Return every entry exactly, except for any pictures.

[Data for this task — start]

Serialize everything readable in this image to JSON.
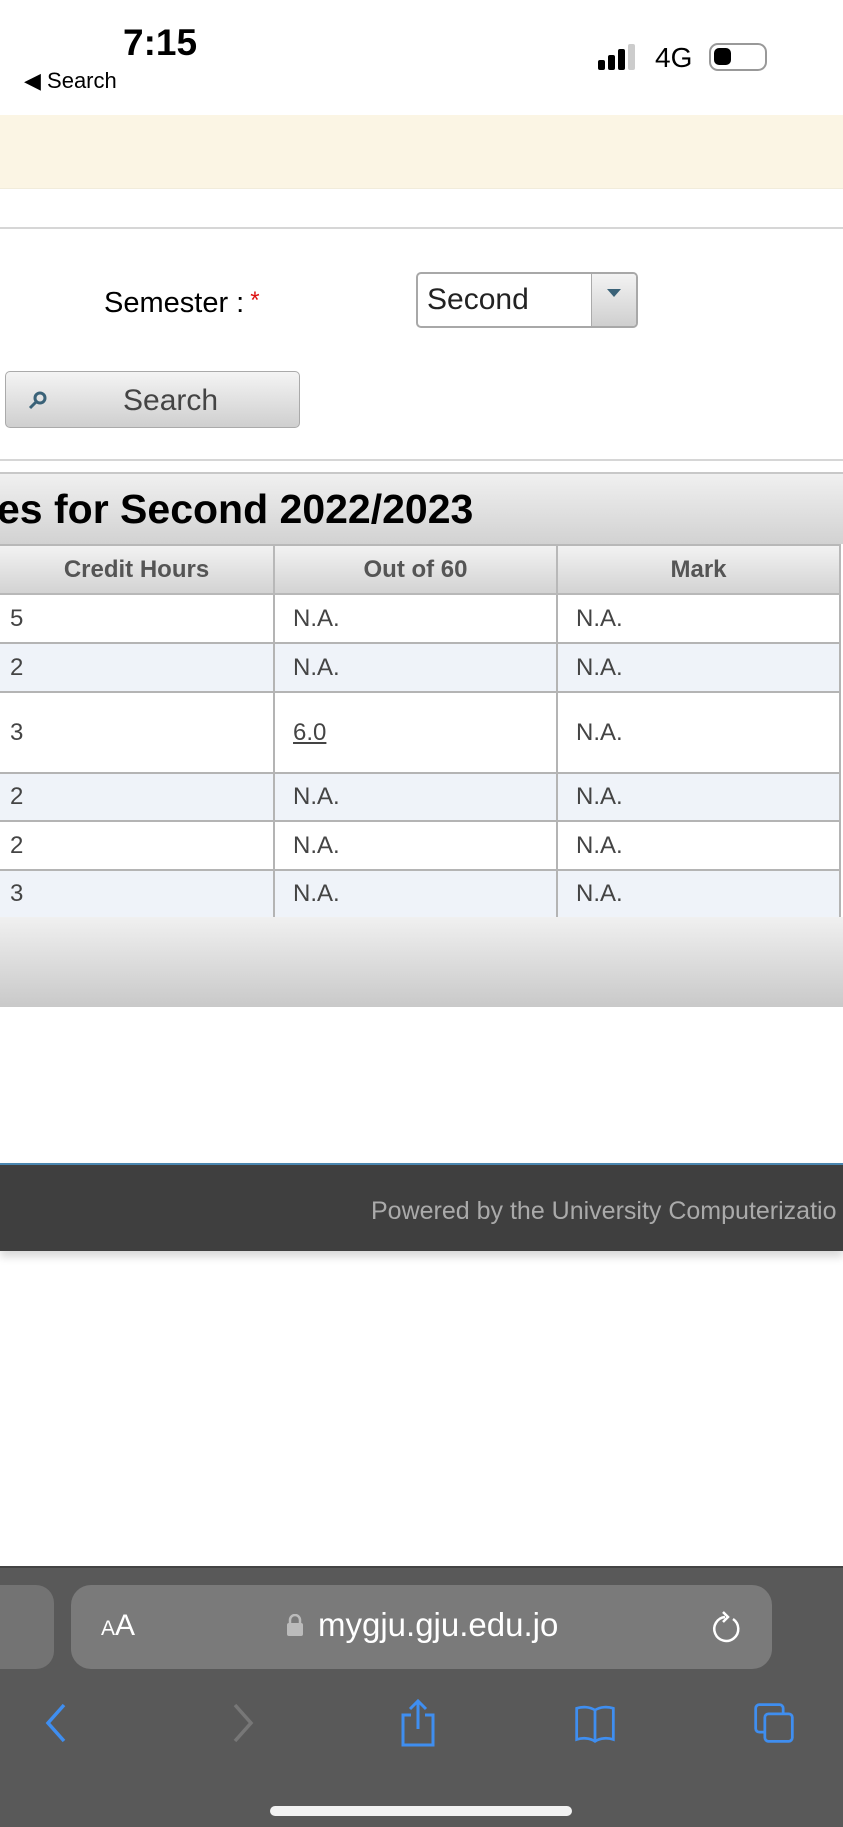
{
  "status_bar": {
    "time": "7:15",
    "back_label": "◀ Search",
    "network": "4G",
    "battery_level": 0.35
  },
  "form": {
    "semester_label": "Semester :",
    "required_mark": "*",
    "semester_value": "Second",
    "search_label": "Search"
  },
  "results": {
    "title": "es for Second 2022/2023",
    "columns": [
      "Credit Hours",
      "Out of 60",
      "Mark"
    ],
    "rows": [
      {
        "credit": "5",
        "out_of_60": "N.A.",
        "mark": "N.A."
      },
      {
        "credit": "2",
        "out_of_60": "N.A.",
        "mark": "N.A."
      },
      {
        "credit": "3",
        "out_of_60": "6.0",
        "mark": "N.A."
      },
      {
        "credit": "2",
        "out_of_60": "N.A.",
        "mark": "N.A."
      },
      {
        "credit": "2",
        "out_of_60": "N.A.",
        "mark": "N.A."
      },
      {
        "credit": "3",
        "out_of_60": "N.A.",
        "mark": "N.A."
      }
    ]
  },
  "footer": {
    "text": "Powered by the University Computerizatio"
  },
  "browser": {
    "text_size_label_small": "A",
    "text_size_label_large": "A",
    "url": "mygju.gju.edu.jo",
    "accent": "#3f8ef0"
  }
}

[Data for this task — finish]

◆ **The answer**
Serialize everything readable in this image to JSON.
{
  "status_bar": {
    "time": "7:15",
    "back_label": "◀ Search",
    "network": "4G",
    "battery_level": 0.35
  },
  "form": {
    "semester_label": "Semester :",
    "required_mark": "*",
    "semester_value": "Second",
    "search_label": "Search"
  },
  "results": {
    "title": "es for Second 2022/2023",
    "columns": [
      "Credit Hours",
      "Out of 60",
      "Mark"
    ],
    "rows": [
      {
        "credit": "5",
        "out_of_60": "N.A.",
        "mark": "N.A."
      },
      {
        "credit": "2",
        "out_of_60": "N.A.",
        "mark": "N.A."
      },
      {
        "credit": "3",
        "out_of_60": "6.0",
        "mark": "N.A."
      },
      {
        "credit": "2",
        "out_of_60": "N.A.",
        "mark": "N.A."
      },
      {
        "credit": "2",
        "out_of_60": "N.A.",
        "mark": "N.A."
      },
      {
        "credit": "3",
        "out_of_60": "N.A.",
        "mark": "N.A."
      }
    ]
  },
  "footer": {
    "text": "Powered by the University Computerizatio"
  },
  "browser": {
    "text_size_label_small": "A",
    "text_size_label_large": "A",
    "url": "mygju.gju.edu.jo",
    "accent": "#3f8ef0"
  }
}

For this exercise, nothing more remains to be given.